“We are appalled our government is dragging New Zealand into a new war in the Middle East instead of supporting diplomatic efforts to achieve a ceasefire in Gaza,” Te Kūaka spokesperson Dr Arama Rata said.
‘Unpopular, dangerous move’
“This is an unpopular, undemocratic, and dangerous move, taken without a parliamentary mandate, or authorisation from the United Nations Security Council, which could further inflame regional tensions.”
PSNA secretary Neil Scott branded the New Zealand stance as preferring “trade over humanity!”
He said that in South Africa’s case before the International Court of Justice (ICJ) the ruling indicated “plausible genocide” by Israel in its war on Gaza and that state was now on trial with an order to comply with six emergency measures and report back to The Hague within one month.
“This is something that has been obvious to all of us for months based on Israel’s actions on the ground in Gaza and Israeli politicians’ stated intent,” Scott said.

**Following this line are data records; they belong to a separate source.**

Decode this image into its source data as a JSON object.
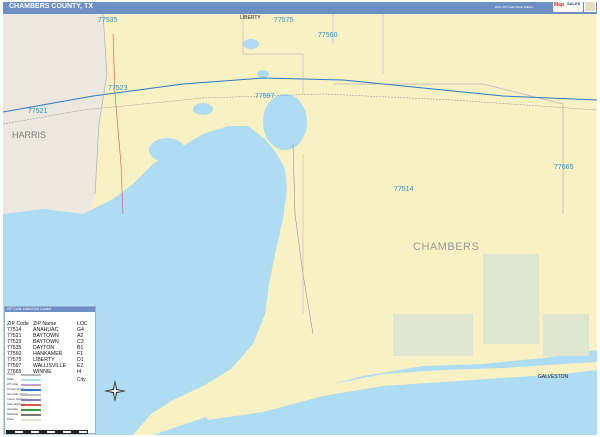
{
  "header": {
    "title": "CHAMBERS COUNTY, TX",
    "edition": "2022 ZIP Code Basic Edition",
    "brand_mark": "Map",
    "brand_sub": "SALES"
  },
  "map_labels": {
    "county": "CHAMBERS",
    "neighbor": "HARRIS",
    "zips": [
      {
        "code": "77535"
      },
      {
        "code": "77575"
      },
      {
        "code": "77560"
      },
      {
        "code": "77523"
      },
      {
        "code": "77597"
      },
      {
        "code": "77521"
      },
      {
        "code": "77514"
      },
      {
        "code": "77665"
      }
    ],
    "cities": {
      "liberty": "LIBERTY",
      "galveston": "GALVESTON"
    }
  },
  "legend": {
    "heading": "ZIP Code Index/Grid Locator",
    "columns": [
      "ZIP Code",
      "ZIP Name",
      "LOC"
    ],
    "rows": [
      [
        "77514",
        "ANAHUAC",
        "G4"
      ],
      [
        "77521",
        "BAYTOWN",
        "A2"
      ],
      [
        "77523",
        "BAYTOWN",
        "C3"
      ],
      [
        "77535",
        "DAYTON",
        "B1"
      ],
      [
        "77560",
        "HANKAMER",
        "F1"
      ],
      [
        "77575",
        "LIBERTY",
        "D1"
      ],
      [
        "77597",
        "WALLISVILLE",
        "E2"
      ],
      [
        "77665",
        "WINNIE",
        "I4"
      ]
    ],
    "symbol_city": "City",
    "symbol_labels": [
      "County",
      "Water",
      "ZIP Code",
      "Primary Roads",
      "Secondary Roads",
      "County Highways",
      "State Highways",
      "Interstate",
      "Railroads",
      "Parks"
    ]
  },
  "colors": {
    "land": "#f7f1c4",
    "water": "#aedcf2",
    "neighbor": "#ece8df",
    "park": "#dfe5cf",
    "header": "#6e8fc4",
    "zip_label": "#2b93c6",
    "interstate": "#2e7bc4"
  }
}
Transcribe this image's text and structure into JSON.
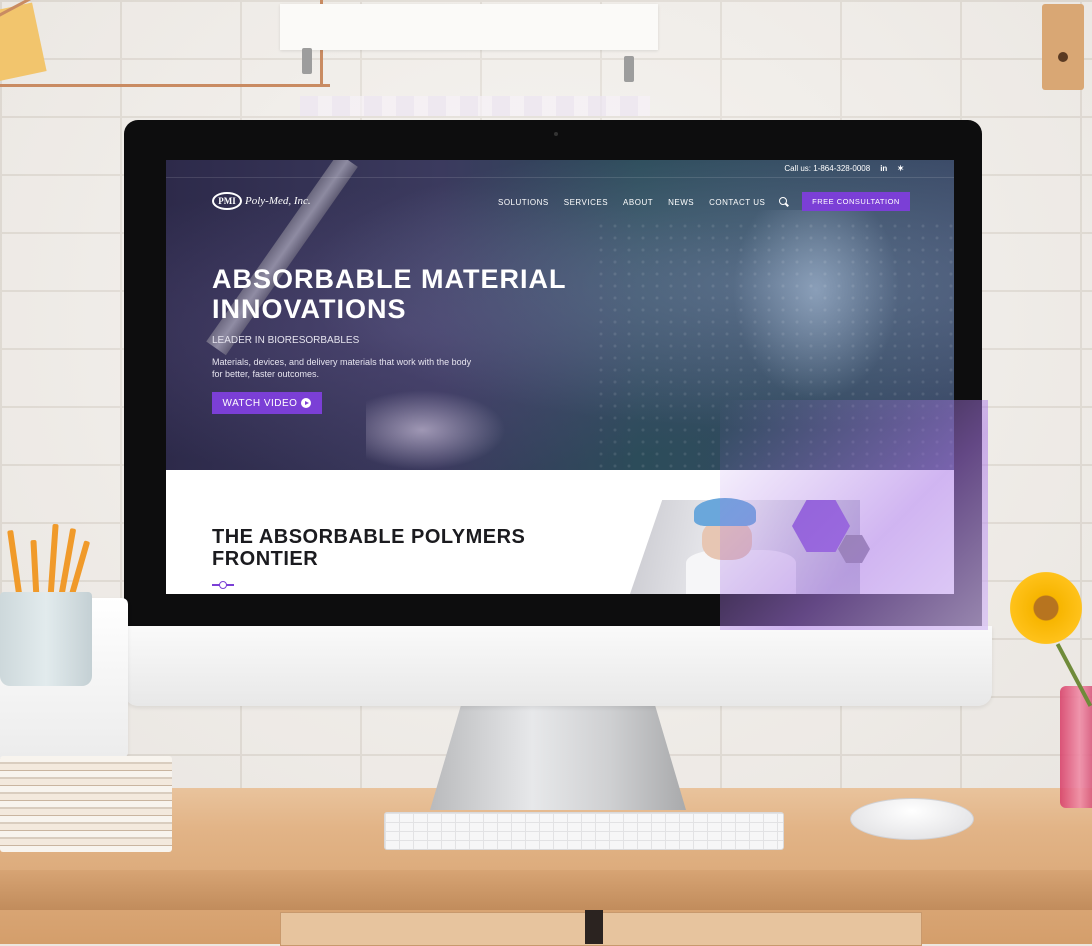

“Yet [our] government refuses to call for an immediate humanitarian ceasefire. It refuses to take any action to oppose that genocide.”
Referring to the Houthis (as Ansarallah are known in the West) and their blockade of the Red Sea, Scott said: “Ships and containers heading to Israel — no other ships to be impacted.
“They [Houthis] state that they are carrying out an obligation to oppose genocide under Article 1 of the Genocide Convention. They will end their blockade when Israel ends the genocide.
‘Oppose Israeli genocide’
“This is something every country in the world is meant to do. Oppose Israeli genocide — that includes Aotearoa.
“So what does Prime Minister Luxon, Minister of Foreign Affairs [Winston] Peters and Minister of Defence [Judith] Collins do? They decide to send our sailors to the Red Sea to defend ships — getting our Navy to be complicit in defending Israeli genocide.”
His comments were greeted with loud cries of “Shame”.
Scott declared that the protesters were calling on the government to “acknowledge New Zealand’s obligations” under Article 1 of the Genocide Convention; expel the Israeli ambassador until the genocide ends, and to “immediately rescind the order to send our sailors” to join the US forces “defending Israeli genocide”.
The protesters also called on New Zealand’s Defence Force chief Air Marshal Kevin Short and Navy chief Rear Admiral David Proctor to stand by the legal obligations of the Genocide Convention to oppose Israeli genocide.
Pointing to the HMNZS Philomel base as Navy officers and a police guard looked on, Green Party MP Steve Abel referenced New Zealand’s “proud episode 50 years ago” when the late Prime Minister Norman Kirk dispatched the frigate HMNZS Otago (and later the Canterbury) to Moruroa atoll in 1973 to protest against French nuclear tests.
He also highlighted Prime Minister David Lange’s championing of nuclear-free New Zealand and the nuclear-free Pacific Rarotonga Treaty “a decade later” in the 1980s.
Abel called for a return to the “courageous” independent foreign policies that New Zealanders had fought for in the past.
Today’s Devonport naval base protest followed a series of demonstrations and a social gathering in Cornwall Park over the holiday weekend in the wake of the “first step” success against impunity by South Africa’s legal team at The Hague last Friday. Other solidarity protests have taken place at some 17 locations across New Zealand.